Gur-Emir Mausoleum

One of the most significant architectural ensembles of medieval East – the Gur Emir was built in the southwestern part of Samarkand at the beginning of the XV century. This majestic complex consisted of a khanaka, the madrasah of Muhammad Sultan – grandson of Amir Timur, and, later, tombs of Amir Timur himself and his descendants.

The madrasah, a small building with a typical yard composition was meant to teach the children Samarkand nobility. Opposite to the madrasah there located a khanaka with a central hall and cells – hudjras. The both buildings were erected by Mukhammad Sultan’s order to be become a center of Islamic education. But Muhammad sudden death in 1403 led to a change in an intended use of the complex.

After the death of Muhammad Sultan, Amir Timur was inconsolable: he ordered to put temporarily the remains of his beloved grandson in a madrasah’s corner room – darskhana, and immediately started the construction of the mausoleum which closed the ensemble from the south.

The complex courtyard was decorated with a single decorative wall with four minarets located at its corners, while from the north it was decorated with a magnificent entrance portal containing a name of the architecture – Muhammad ibn Mahmud Isfahani.

However, Tamerlane did not live to see the mausoleum finished, he died in winter 1405. The construction was completed by another Tamerlane grandson – Ulugbek. Although Amir Timur already prepared a mausoleum for himself in his native Shakhrisabz, it was Gur Emir that became his tomb and a burial place of his descendants. There rest his two sons – Shahrukh and Miranshah, beloved grandsons – Muhammad Sultan and Ulugbek as well as Timur’s spiritual mentor – Mir Said Baraka.
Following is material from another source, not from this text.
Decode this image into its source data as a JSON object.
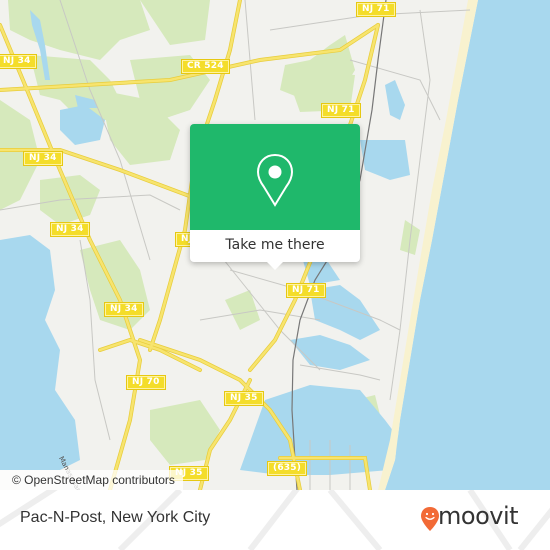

Today, the burial places in Gur Emir Mausoleum are marked with gravestones. The Timur’s gravestone, made of a single piece of jade, is located in the center of the tomb. The burials themselves are located below, in the mausoleum basement. The graves are located just in the same way as the gravestones in the hall upstairs. The Timurid tombs were opened only once in 1941, this event generated a famous legend.

The mausoleum is a fine example of medieval architectural craftsmanship. The contemporaries still admire the harmony of its proportions. The ribbed dome and vault walls are completely covered with a mosaic of light and dark blue glazed bricks, gilding and painting. The relief rosettes on the dome imitate a starry sky. The interior is enriched with bar tracery grids in the windows, marble and onyx panels covered with paintings, carving and inlaid with semiprecious stones.

Subsequently, Gur Emir was a prototype for famous samples of architecture of the Great Mughal: Humayun Mausoleum in Delhi and the Taj Mahal in Agra, built by Timur descendants, who ruled northern India.

Today Gur Emir Mausoleum and its entrance portal are renovated by the restorers, but the khanaka and madrasahs, unfortunately, are left only ruins.